Sleeping Environment Is Important
It’s important to pay attention to sleep hygiene in order to get the rest that you need for good physical and mental health. Making your sleeping environment more conducive to sleep can make a big difference in not only the quantity of the sleep you get but also the quality. Restless sleep is far less efficient than restful sleep, so you should do what you can to follow good sleep hygiene rules to maximize your sleeping time.
If you’re not getting enough sleep, here are a few ways that you can improve your sleeping environment:
- Banish all electronics – In today’s constantly connected world, this is difficult, but if you can switch to an analog or digital alarm clock rather than depending on your smartphone, you’ll be able to leave your phone charging in another room.
- Manage the light and temperature – Make sure that the room is dark enough and a comfortable temperature. The optimal temperature for most people is between 65 and 72 degrees, but do what makes you most comfortable.
- Save the bedroom for sleep – Don’t watch television, pay bills, or check your emails in your bedroom. This will help you associate the bedroom with relaxation.
When trying to fall asleep, if you find yourself staring at the ceiling or worrying about the day to come, simply wishing for sleep is likely to be counterproductive. Instead, focus on tightening and relaxing each body part, one at a time, starting at your feet and continuing up your legs to your abdomen, chest, hands, arms, shoulders, and face. By the time you’ve gotten through this exercise, you might find that you’re ready to nod off again. Listening to soothing music or a guided progressive muscle relaxation audio program can also help.
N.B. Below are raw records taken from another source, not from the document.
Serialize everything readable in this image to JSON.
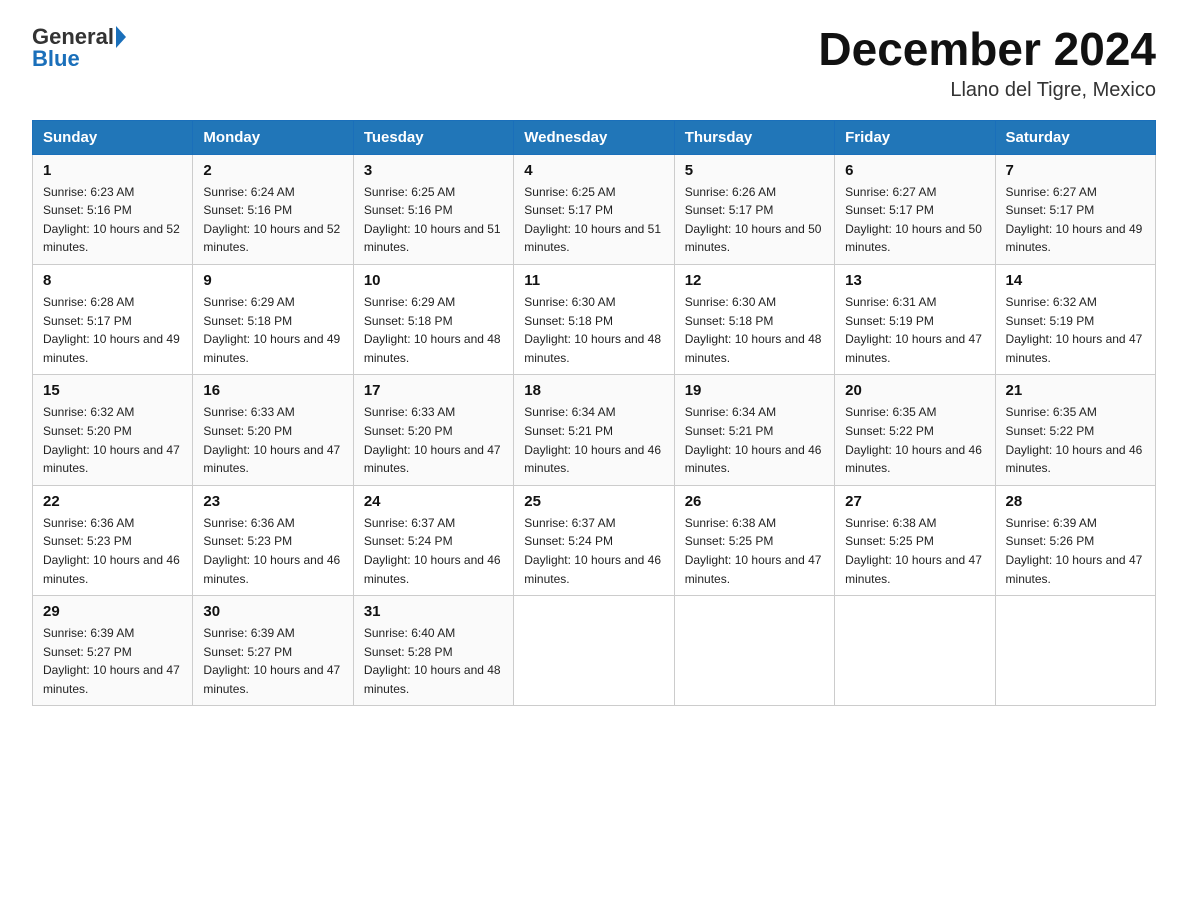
{
  "header": {
    "logo_general": "General",
    "logo_blue": "Blue",
    "title": "December 2024",
    "subtitle": "Llano del Tigre, Mexico"
  },
  "columns": [
    "Sunday",
    "Monday",
    "Tuesday",
    "Wednesday",
    "Thursday",
    "Friday",
    "Saturday"
  ],
  "weeks": [
    [
      {
        "day": 1,
        "sunrise": "6:23 AM",
        "sunset": "5:16 PM",
        "daylight": "10 hours and 52 minutes."
      },
      {
        "day": 2,
        "sunrise": "6:24 AM",
        "sunset": "5:16 PM",
        "daylight": "10 hours and 52 minutes."
      },
      {
        "day": 3,
        "sunrise": "6:25 AM",
        "sunset": "5:16 PM",
        "daylight": "10 hours and 51 minutes."
      },
      {
        "day": 4,
        "sunrise": "6:25 AM",
        "sunset": "5:17 PM",
        "daylight": "10 hours and 51 minutes."
      },
      {
        "day": 5,
        "sunrise": "6:26 AM",
        "sunset": "5:17 PM",
        "daylight": "10 hours and 50 minutes."
      },
      {
        "day": 6,
        "sunrise": "6:27 AM",
        "sunset": "5:17 PM",
        "daylight": "10 hours and 50 minutes."
      },
      {
        "day": 7,
        "sunrise": "6:27 AM",
        "sunset": "5:17 PM",
        "daylight": "10 hours and 49 minutes."
      }
    ],
    [
      {
        "day": 8,
        "sunrise": "6:28 AM",
        "sunset": "5:17 PM",
        "daylight": "10 hours and 49 minutes."
      },
      {
        "day": 9,
        "sunrise": "6:29 AM",
        "sunset": "5:18 PM",
        "daylight": "10 hours and 49 minutes."
      },
      {
        "day": 10,
        "sunrise": "6:29 AM",
        "sunset": "5:18 PM",
        "daylight": "10 hours and 48 minutes."
      },
      {
        "day": 11,
        "sunrise": "6:30 AM",
        "sunset": "5:18 PM",
        "daylight": "10 hours and 48 minutes."
      },
      {
        "day": 12,
        "sunrise": "6:30 AM",
        "sunset": "5:18 PM",
        "daylight": "10 hours and 48 minutes."
      },
      {
        "day": 13,
        "sunrise": "6:31 AM",
        "sunset": "5:19 PM",
        "daylight": "10 hours and 47 minutes."
      },
      {
        "day": 14,
        "sunrise": "6:32 AM",
        "sunset": "5:19 PM",
        "daylight": "10 hours and 47 minutes."
      }
    ],
    [
      {
        "day": 15,
        "sunrise": "6:32 AM",
        "sunset": "5:20 PM",
        "daylight": "10 hours and 47 minutes."
      },
      {
        "day": 16,
        "sunrise": "6:33 AM",
        "sunset": "5:20 PM",
        "daylight": "10 hours and 47 minutes."
      },
      {
        "day": 17,
        "sunrise": "6:33 AM",
        "sunset": "5:20 PM",
        "daylight": "10 hours and 47 minutes."
      },
      {
        "day": 18,
        "sunrise": "6:34 AM",
        "sunset": "5:21 PM",
        "daylight": "10 hours and 46 minutes."
      },
      {
        "day": 19,
        "sunrise": "6:34 AM",
        "sunset": "5:21 PM",
        "daylight": "10 hours and 46 minutes."
      },
      {
        "day": 20,
        "sunrise": "6:35 AM",
        "sunset": "5:22 PM",
        "daylight": "10 hours and 46 minutes."
      },
      {
        "day": 21,
        "sunrise": "6:35 AM",
        "sunset": "5:22 PM",
        "daylight": "10 hours and 46 minutes."
      }
    ],
    [
      {
        "day": 22,
        "sunrise": "6:36 AM",
        "sunset": "5:23 PM",
        "daylight": "10 hours and 46 minutes."
      },
      {
        "day": 23,
        "sunrise": "6:36 AM",
        "sunset": "5:23 PM",
        "daylight": "10 hours and 46 minutes."
      },
      {
        "day": 24,
        "sunrise": "6:37 AM",
        "sunset": "5:24 PM",
        "daylight": "10 hours and 46 minutes."
      },
      {
        "day": 25,
        "sunrise": "6:37 AM",
        "sunset": "5:24 PM",
        "daylight": "10 hours and 46 minutes."
      },
      {
        "day": 26,
        "sunrise": "6:38 AM",
        "sunset": "5:25 PM",
        "daylight": "10 hours and 47 minutes."
      },
      {
        "day": 27,
        "sunrise": "6:38 AM",
        "sunset": "5:25 PM",
        "daylight": "10 hours and 47 minutes."
      },
      {
        "day": 28,
        "sunrise": "6:39 AM",
        "sunset": "5:26 PM",
        "daylight": "10 hours and 47 minutes."
      }
    ],
    [
      {
        "day": 29,
        "sunrise": "6:39 AM",
        "sunset": "5:27 PM",
        "daylight": "10 hours and 47 minutes."
      },
      {
        "day": 30,
        "sunrise": "6:39 AM",
        "sunset": "5:27 PM",
        "daylight": "10 hours and 47 minutes."
      },
      {
        "day": 31,
        "sunrise": "6:40 AM",
        "sunset": "5:28 PM",
        "daylight": "10 hours and 48 minutes."
      },
      null,
      null,
      null,
      null
    ]
  ]
}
If you think that you’ve been waiting to fall back to sleep for 20 minutes or more, it’s time to leave the bedroom and do something uninteresting.Once you start fretting over the fact that you’re not sleeping, you’ll find it more difficult to get to sleep. If you find yourself in this situation, you might find that it’s best to go to a different room, turn on a dim light, and read a non-exciting book until you feel drowsy enough to start nodding off.
Medical Conditions That Can Cause Sleeplessness
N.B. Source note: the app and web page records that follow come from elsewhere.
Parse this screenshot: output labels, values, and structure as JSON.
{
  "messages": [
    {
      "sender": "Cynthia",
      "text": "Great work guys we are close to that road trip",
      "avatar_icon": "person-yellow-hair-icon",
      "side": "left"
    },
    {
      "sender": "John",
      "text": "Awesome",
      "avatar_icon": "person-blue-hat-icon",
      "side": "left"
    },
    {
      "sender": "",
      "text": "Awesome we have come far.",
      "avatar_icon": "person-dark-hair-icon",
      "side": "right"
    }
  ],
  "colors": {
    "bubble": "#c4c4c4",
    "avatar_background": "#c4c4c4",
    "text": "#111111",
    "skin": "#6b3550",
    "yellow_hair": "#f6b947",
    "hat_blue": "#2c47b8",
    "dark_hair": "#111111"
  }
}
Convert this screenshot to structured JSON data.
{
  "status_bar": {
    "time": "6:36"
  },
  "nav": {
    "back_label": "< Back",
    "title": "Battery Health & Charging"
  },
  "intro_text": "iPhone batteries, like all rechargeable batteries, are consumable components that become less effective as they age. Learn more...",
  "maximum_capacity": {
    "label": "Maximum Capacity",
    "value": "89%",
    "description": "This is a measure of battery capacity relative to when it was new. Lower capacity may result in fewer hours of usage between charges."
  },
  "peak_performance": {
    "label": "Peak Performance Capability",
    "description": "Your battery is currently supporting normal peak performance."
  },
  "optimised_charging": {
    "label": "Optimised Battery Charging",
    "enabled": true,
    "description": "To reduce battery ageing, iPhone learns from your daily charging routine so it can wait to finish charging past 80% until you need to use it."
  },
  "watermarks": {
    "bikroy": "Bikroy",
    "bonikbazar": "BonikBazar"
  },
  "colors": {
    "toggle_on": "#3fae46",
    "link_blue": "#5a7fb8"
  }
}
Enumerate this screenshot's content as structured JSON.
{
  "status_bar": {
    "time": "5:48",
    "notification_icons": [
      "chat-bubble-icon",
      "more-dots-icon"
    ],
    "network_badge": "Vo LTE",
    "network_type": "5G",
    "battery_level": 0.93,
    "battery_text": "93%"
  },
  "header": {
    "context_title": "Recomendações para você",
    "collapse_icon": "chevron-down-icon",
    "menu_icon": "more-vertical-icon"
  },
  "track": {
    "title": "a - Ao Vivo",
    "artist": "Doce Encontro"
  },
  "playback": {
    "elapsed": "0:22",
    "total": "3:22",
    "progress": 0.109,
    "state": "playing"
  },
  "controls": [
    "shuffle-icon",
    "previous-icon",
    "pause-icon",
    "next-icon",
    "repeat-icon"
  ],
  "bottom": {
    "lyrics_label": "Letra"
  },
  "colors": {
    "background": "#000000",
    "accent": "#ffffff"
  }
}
There are some medical conditions that can make it difficult for you to go to sleep.
Some are physical: For example, sleep apnea causes you to stop breathing for short periods of time. Your body reacts by gasping for a deep breath, which wakes you up even if you don’t realize it. The changes associated with pregnancy and menopause can keep women wide awake in the wee hours. In addition, the following medical conditions can make it difficult to sleep.
- Nasal congestion
- and other conditions
So can medications that you might have to take for high blood pressure, asthma, depression, and other health conditions.
Mental Health Conditions
Mental health conditions can also make it difficult to get your 40 winks. If you have obsessive-compulsive disorder, you might find that intrusive thoughts begin once the lights go off. Other mental health conditions that can negatively impact sleep include:
- Bipolar disorder
- and more
Treating the mental health disorder can have the positive side effect of improving your sleep, which, in turn, can further improve your mental and physical health.
Ask for Help
If you’re not getting enough sleep on a regular basis and you’re not seeing results after improving your sleep hygiene, schedule an appointment with your doctor. He or she can evaluate you for various medical problems then refer you to a sleep center, a mental health counselor, or a specialist who can help. Sleep is important enough to take action promptly, so don’t let insomnia wreak havoc on your physical or mental health.